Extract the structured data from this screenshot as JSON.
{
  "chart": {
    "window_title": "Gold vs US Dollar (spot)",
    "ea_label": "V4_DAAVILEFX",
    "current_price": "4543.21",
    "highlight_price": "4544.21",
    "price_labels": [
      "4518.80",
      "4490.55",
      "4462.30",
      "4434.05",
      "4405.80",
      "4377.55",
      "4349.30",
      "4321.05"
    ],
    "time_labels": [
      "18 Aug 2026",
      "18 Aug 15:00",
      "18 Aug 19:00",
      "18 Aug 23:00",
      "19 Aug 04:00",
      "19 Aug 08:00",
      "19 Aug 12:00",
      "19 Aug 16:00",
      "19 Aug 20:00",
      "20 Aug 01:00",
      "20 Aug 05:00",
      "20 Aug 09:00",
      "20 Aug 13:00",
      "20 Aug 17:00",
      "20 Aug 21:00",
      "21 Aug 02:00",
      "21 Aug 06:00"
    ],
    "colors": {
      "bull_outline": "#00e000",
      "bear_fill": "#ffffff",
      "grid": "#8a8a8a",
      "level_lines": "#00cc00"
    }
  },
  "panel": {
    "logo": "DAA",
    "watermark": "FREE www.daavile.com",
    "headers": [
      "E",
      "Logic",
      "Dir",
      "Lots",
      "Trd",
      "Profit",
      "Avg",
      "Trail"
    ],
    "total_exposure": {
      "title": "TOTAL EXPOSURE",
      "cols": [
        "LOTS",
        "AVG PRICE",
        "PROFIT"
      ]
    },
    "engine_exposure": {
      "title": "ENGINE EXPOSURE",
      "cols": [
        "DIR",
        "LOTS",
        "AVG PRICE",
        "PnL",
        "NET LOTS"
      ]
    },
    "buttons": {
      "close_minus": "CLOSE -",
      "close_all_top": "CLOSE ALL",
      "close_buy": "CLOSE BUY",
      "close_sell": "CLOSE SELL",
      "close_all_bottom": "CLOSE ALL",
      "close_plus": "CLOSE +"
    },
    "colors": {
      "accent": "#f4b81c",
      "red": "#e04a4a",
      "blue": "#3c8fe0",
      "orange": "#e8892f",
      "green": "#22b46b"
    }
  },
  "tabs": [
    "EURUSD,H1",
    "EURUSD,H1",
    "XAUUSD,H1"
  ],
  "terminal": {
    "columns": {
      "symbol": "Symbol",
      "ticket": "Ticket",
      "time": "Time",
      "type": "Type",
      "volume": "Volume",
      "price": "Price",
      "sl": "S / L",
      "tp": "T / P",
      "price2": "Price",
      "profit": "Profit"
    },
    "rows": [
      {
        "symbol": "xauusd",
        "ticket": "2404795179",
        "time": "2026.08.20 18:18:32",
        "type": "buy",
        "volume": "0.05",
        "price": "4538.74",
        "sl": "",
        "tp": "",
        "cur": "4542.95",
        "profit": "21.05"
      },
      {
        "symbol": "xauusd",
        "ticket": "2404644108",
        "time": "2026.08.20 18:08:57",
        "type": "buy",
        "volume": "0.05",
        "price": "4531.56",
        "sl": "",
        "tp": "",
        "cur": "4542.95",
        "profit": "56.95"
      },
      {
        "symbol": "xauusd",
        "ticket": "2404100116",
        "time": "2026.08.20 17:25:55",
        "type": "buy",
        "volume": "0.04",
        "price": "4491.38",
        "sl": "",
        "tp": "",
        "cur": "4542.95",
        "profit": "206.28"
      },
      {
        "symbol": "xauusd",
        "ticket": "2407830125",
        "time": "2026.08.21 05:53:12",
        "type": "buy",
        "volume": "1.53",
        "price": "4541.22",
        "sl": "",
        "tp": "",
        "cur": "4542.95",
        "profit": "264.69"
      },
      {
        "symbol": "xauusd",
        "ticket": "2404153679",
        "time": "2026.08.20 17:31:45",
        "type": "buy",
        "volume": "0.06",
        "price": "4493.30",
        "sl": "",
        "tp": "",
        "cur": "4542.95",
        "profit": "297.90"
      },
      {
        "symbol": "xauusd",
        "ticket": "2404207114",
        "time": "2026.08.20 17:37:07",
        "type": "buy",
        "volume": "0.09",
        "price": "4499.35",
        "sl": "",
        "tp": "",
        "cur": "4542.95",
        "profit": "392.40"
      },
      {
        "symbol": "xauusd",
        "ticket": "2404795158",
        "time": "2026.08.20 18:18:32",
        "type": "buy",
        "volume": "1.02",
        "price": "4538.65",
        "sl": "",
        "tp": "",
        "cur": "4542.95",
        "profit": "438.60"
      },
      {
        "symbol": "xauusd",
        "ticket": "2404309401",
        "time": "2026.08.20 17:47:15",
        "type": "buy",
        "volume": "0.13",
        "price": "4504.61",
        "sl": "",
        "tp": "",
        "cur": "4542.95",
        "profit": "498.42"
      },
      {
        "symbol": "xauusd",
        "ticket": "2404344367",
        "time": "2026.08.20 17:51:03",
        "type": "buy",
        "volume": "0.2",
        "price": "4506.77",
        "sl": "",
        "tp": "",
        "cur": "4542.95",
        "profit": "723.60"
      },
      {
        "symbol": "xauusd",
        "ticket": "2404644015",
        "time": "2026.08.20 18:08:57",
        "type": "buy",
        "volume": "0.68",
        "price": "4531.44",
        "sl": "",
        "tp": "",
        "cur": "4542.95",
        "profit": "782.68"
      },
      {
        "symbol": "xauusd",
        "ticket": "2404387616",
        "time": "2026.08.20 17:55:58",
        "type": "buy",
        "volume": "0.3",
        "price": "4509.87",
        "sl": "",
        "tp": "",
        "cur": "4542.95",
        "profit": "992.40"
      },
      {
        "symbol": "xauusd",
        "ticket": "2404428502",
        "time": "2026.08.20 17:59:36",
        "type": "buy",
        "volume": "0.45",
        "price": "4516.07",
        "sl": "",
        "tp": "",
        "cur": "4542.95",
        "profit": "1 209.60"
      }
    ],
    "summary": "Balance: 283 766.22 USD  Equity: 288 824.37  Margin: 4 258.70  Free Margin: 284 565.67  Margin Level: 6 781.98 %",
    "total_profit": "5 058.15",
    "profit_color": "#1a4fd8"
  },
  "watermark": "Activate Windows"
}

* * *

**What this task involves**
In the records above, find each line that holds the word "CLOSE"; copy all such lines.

**Task solution**
      "close_minus": "CLOSE -",
      "close_all_top": "CLOSE ALL",
      "close_buy": "CLOSE BUY",
      "close_sell": "CLOSE SELL",
      "close_all_bottom": "CLOSE ALL",
      "close_plus": "CLOSE +"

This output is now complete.